Locals Jason Hemel and Sean Arrillaga both have experience working in senior living, and both were struck by how many people who are fairly healthy physically end up in nursing homes if they have problems with dementia and Alzheimer’s. The pair decided to try a new model, creating Peristyle Residences in 2011. Peristyle has five typically one-story, one-family homes in residential neighborhoods, with a sixth under contract. Each home has been modified to include all the safety features needed for seniors, such as doorways wide enough for wheelchairs. Up to eight residents live in each home, with caregivers around the clock and supervision by a RN wellness coordinator.
The idea has proved to be popular, Arrillaga says; thanks to word of mouth, the homes reached 100 percent occupancy in one year. The two say families like the idea that their loved ones are living in a real home, with no elevator or front desk. Families are encouraged to decorate the bedrooms with familiar objects, and staff members carry out lots of small-group or one-on-one activities, such as playing cards or talking about the past. “It all keeps memories vivid,” Arrillaga says.
Hemel says the homes emphasize maintaining a calm, easygoing environment, with lots of the same activities residents enjoyed doing back home. For example, caregivers bring planter boxes on wheels into shady spots so those who enjoy gardening can still work in the dirt. Residents aren’t kept on a strict schedule; they have lots of choice in when and what they eat. Music and pet therapy are available, but Hemel says sometimes the best therapy is just conversation. “You’ll see that it brightens their day,” he says.
Beau Provence, a 46-unit memory care home in Mandeville, uses a model of care designed to help those with Alzheimer’s and Dementia make the most of their abilities as they progress through their disease.
Photo Courtesy of Beau Provence
David Schonberg has made a career of developing a variety of senior residences. Like Hemel and Arrillaga, he felt that people who needed memory care could still participate in a quality lifestyle.
Schonberg recently opened Beau Provence, a 46-unit memory care home in Mandeville. The home is divided into two communities; Schonberg believes that smaller units foster friendships and allow residents and their families to get to know each other better.
Beau Provence uses the Warchol Best-Abilities Care Model, a system of care for people with Alzheimer’s and dementia that centers on making the most of the abilities people still have as they move through the stages of the disease.
“We want people to perform at the best of their abilities,” Schonberg says. “We develop a program centered around what that person can do.” Instead of restraining those who like to wander, for example, caregivers make sure they have lots of opportunities to take walks.
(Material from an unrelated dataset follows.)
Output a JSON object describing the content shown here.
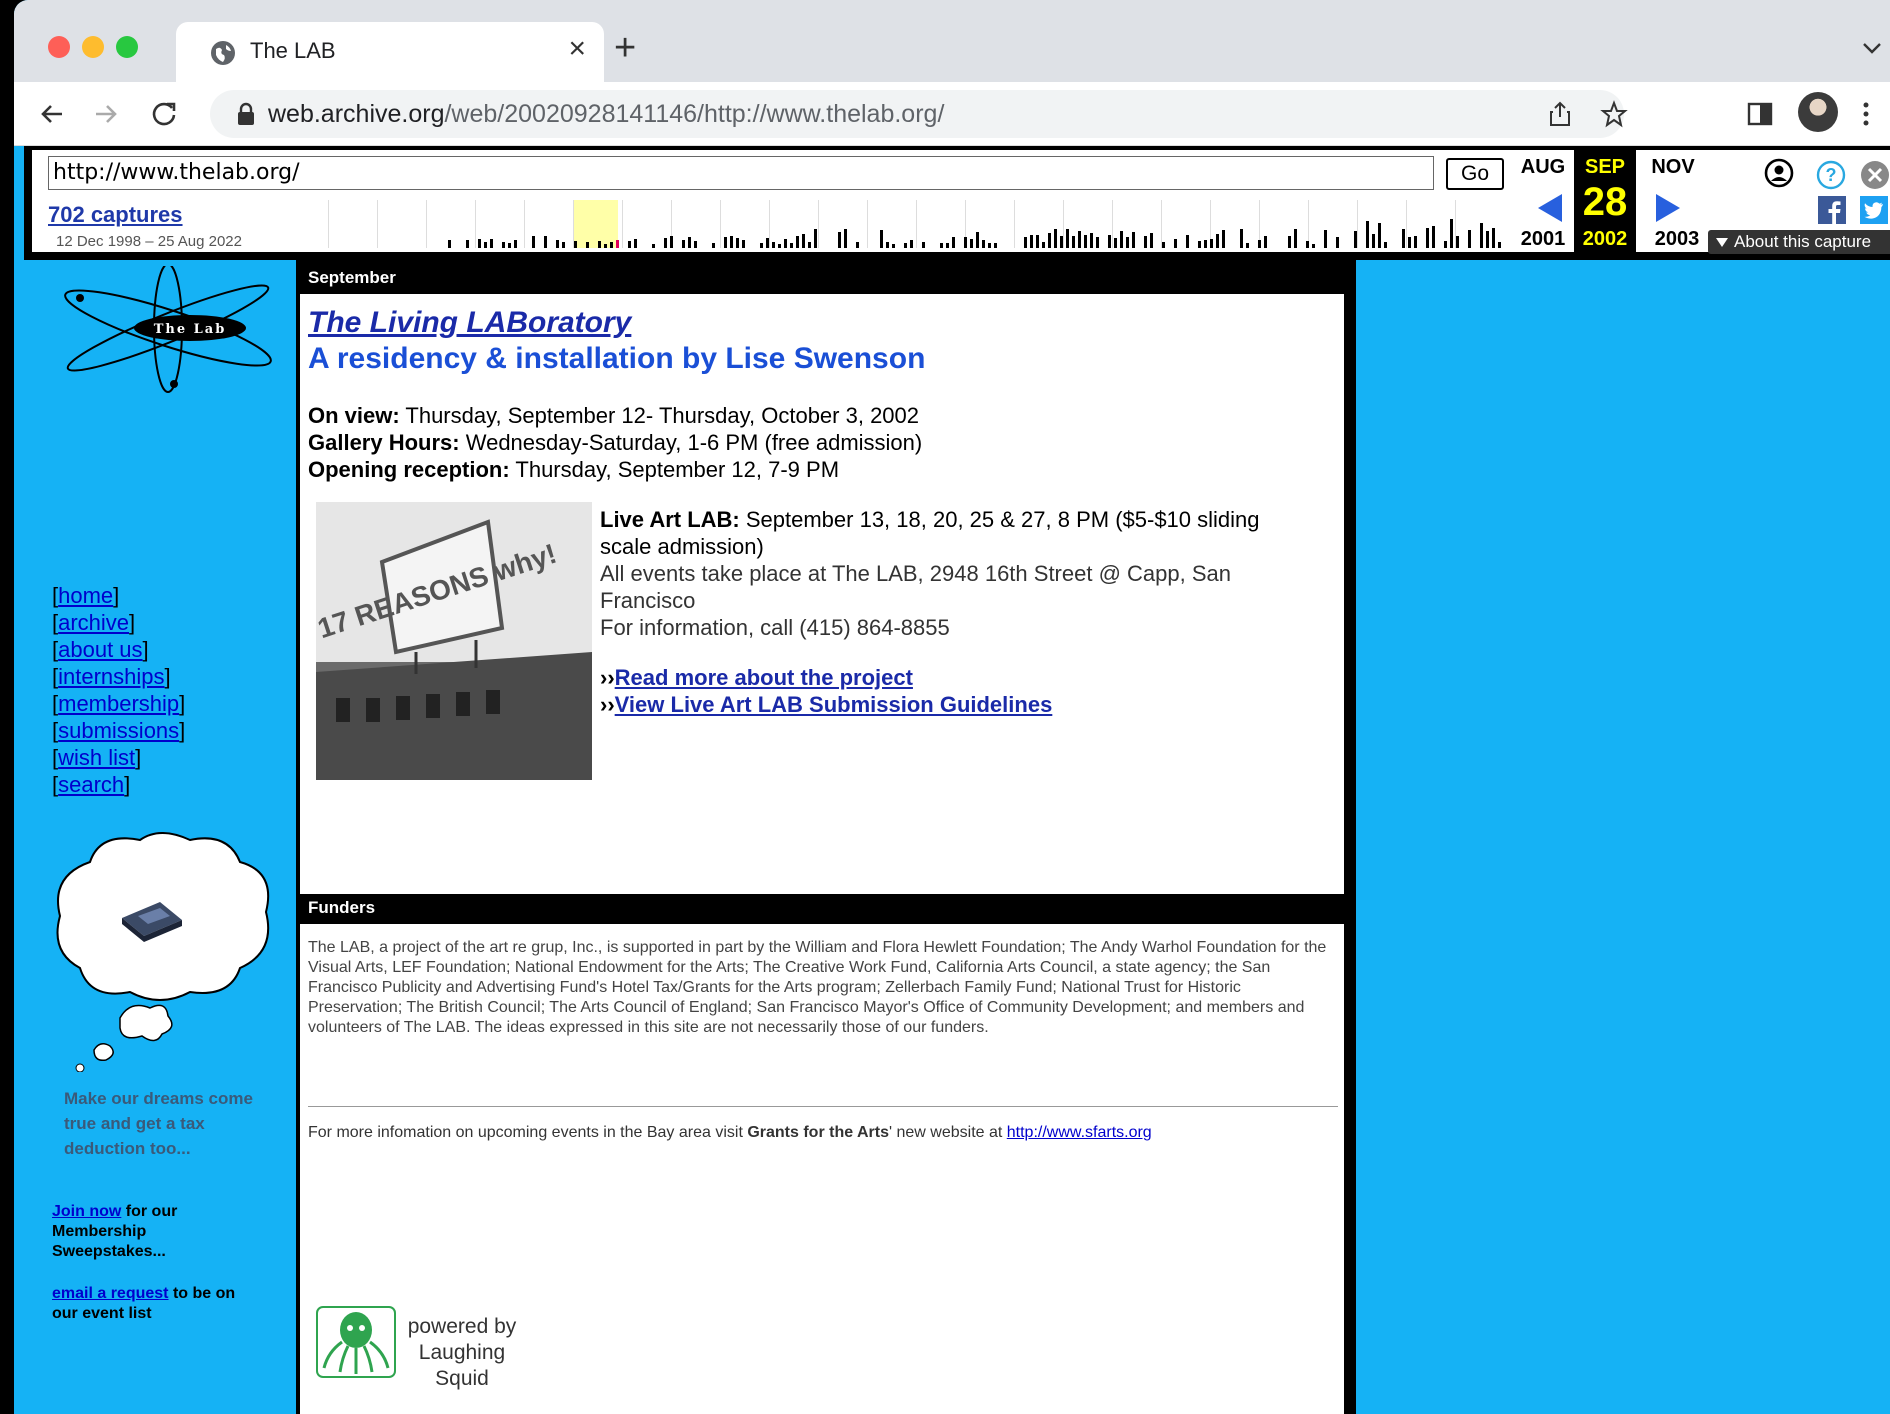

If residents become angry or agitated, staff members are trained to find out the best ways to defuse the situation. Sometimes playing music or looking at family pictures can calm people down, while others find caring for a pet soothing. “It’s different for everybody,” Schonberg says. These methods are a big improvement from ones used in the past, which included housing dementia patients in lockdown units.
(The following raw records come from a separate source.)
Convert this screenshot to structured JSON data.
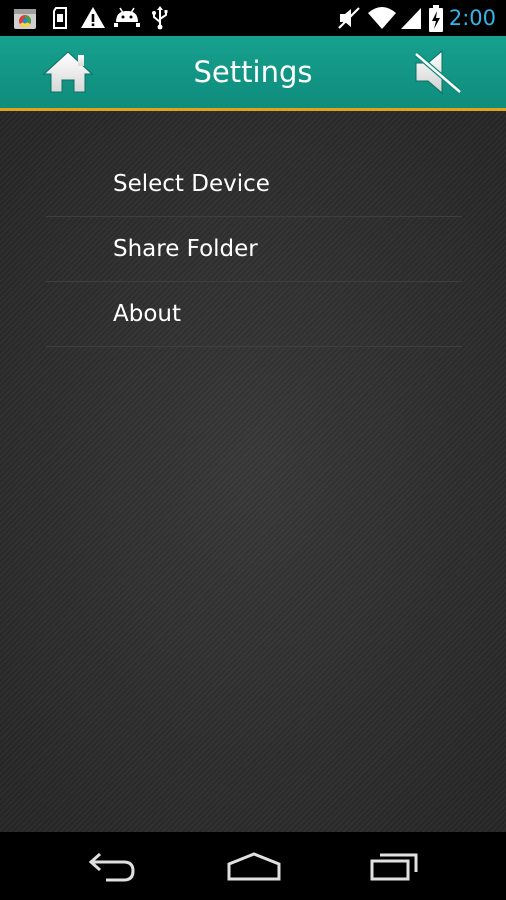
{
  "status_bar": {
    "time": "2:00",
    "icons": [
      "app-notification-icon",
      "sim-card-icon",
      "warning-icon",
      "android-debug-icon",
      "usb-icon",
      "mute-status-icon",
      "wifi-icon",
      "cell-signal-icon",
      "battery-charging-icon"
    ]
  },
  "title_bar": {
    "title": "Settings",
    "home_icon": "home-icon",
    "mute_icon": "volume-mute-icon",
    "accent_color": "#e0a41b",
    "bar_color": "#139585"
  },
  "menu": {
    "items": [
      {
        "label": "Select Device"
      },
      {
        "label": "Share Folder"
      },
      {
        "label": "About"
      }
    ]
  },
  "nav_bar": {
    "icons": [
      "back-icon",
      "home-nav-icon",
      "recents-icon"
    ]
  }
}
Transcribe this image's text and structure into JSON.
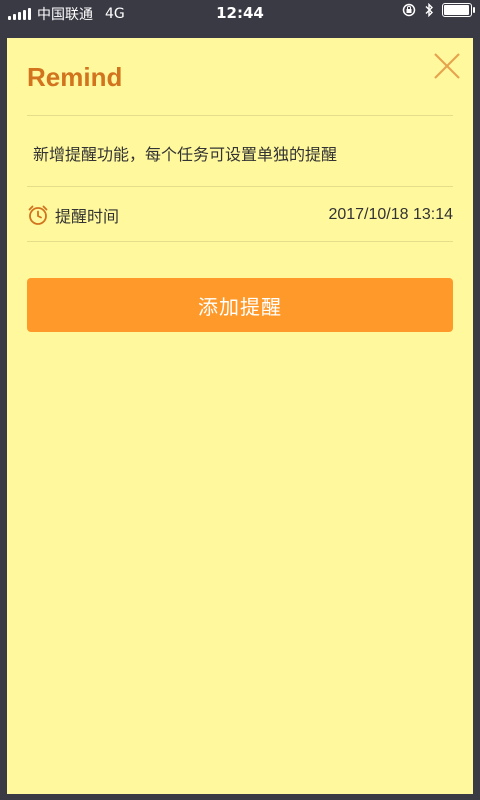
{
  "status_bar": {
    "carrier": "中国联通",
    "network": "4G",
    "time": "12:44",
    "battery_level": 0.95
  },
  "card": {
    "title": "Remind",
    "description": "新增提醒功能，每个任务可设置单独的提醒",
    "remind_label": "提醒时间",
    "remind_time": "2017/10/18 13:14",
    "add_button_label": "添加提醒"
  },
  "colors": {
    "card_background": "#fff89d",
    "accent": "#d2731e",
    "button": "#ff992a",
    "status_bar": "#3a3a45"
  },
  "icons": {
    "close": "close-icon",
    "alarm": "alarm-clock-icon",
    "bluetooth": "bluetooth-icon",
    "rotation_lock": "rotation-lock-icon",
    "battery": "battery-icon",
    "signal": "signal-bars-icon"
  }
}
“Lots of times, people think there is nothing left,” he says. “We believe there’s still a lot of things left. (People with memory problems) can laugh, smile, dance, still enjoy what they can. They can still be happy.” Although Alzheimer’s and dementia are debilitating diseases, those coping with them needn’t always suffer, he says.
Major medical health insurance doesn’t cover the costs of long term care. Separate long term care insurance may be used to pay for these expenses, whether in a nursing home, skilled care facility, or in a private home. It’s a good idea to discuss coverages with an insurance professional to get a policy that addresses your needs and concerns.
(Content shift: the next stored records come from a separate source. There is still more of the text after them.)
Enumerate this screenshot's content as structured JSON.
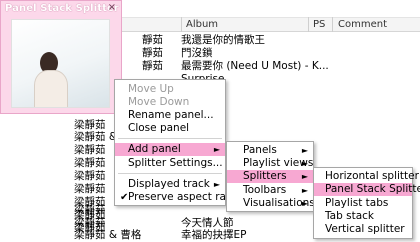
{
  "playlist": {
    "columns": {
      "album": "Album",
      "ps": "PS",
      "comment": "Comment"
    },
    "rows": [
      {
        "artist": "靜茹",
        "album": "我還是你的情歌王"
      },
      {
        "artist": "靜茹",
        "album": "門沒鎖"
      },
      {
        "artist": "靜茹",
        "album": "最需要你 (Need U Most) - K..."
      },
      {
        "artist": "",
        "album": "Surprise"
      },
      {
        "artist": "",
        "album": ""
      },
      {
        "artist": "",
        "album": ""
      },
      {
        "artist": "",
        "album": ""
      },
      {
        "artist": "梁靜茹",
        "album": ""
      },
      {
        "artist": "梁靜茹 &",
        "album": ""
      },
      {
        "artist": "梁靜茹",
        "album": ""
      },
      {
        "artist": "梁靜茹",
        "album": ""
      },
      {
        "artist": "梁靜茹",
        "album": ""
      },
      {
        "artist": "梁靜茹",
        "album": ""
      },
      {
        "artist": "梁靜茹",
        "album": ""
      },
      {
        "artist": "梁靜茹",
        "album": ""
      },
      {
        "artist": "梁靜茹",
        "album": ""
      },
      {
        "artist": "梁靜茹",
        "album": ""
      },
      {
        "artist": "梁靜茹",
        "album": "今天情人節"
      },
      {
        "artist": "梁靜茹 & 曹格",
        "album": "幸福的抉擇EP"
      }
    ]
  },
  "panel": {
    "title": "Panel Stack Splitter",
    "close": "×"
  },
  "menu_main": {
    "move_up": "Move Up",
    "move_down": "Move Down",
    "rename": "Rename panel...",
    "close": "Close panel",
    "add_panel": "Add panel",
    "splitter_settings": "Splitter Settings...",
    "displayed_track": "Displayed track",
    "preserve_aspect": "Preserve aspect ratio"
  },
  "menu_panels": {
    "panels": "Panels",
    "playlist_views": "Playlist views",
    "splitters": "Splitters",
    "toolbars": "Toolbars",
    "visualisations": "Visualisations"
  },
  "menu_splitters": {
    "horizontal": "Horizontal splitter",
    "panel_stack": "Panel Stack Splitter",
    "playlist_tabs": "Playlist tabs",
    "tab_stack": "Tab stack",
    "vertical": "Vertical splitter"
  },
  "colors": {
    "highlight": "#f7a8d2",
    "panel_bg": "#fcd8ea"
  }
}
Alzheimer’s Numbers On the Rise
In the U.S.:
• Currently, approximately 5.3 million people age 65 and older
have Alzheimer’s disease.
• By 2025, this number is projected to grow to 7.1 million.
• Approximately 82,000 people 65 and older have Alzheimer’s disease.
• By 2020, that number is projected to be 92,000.
• By 2050, it is expected to rise to 110,000.
Source: Alzheimer’s Association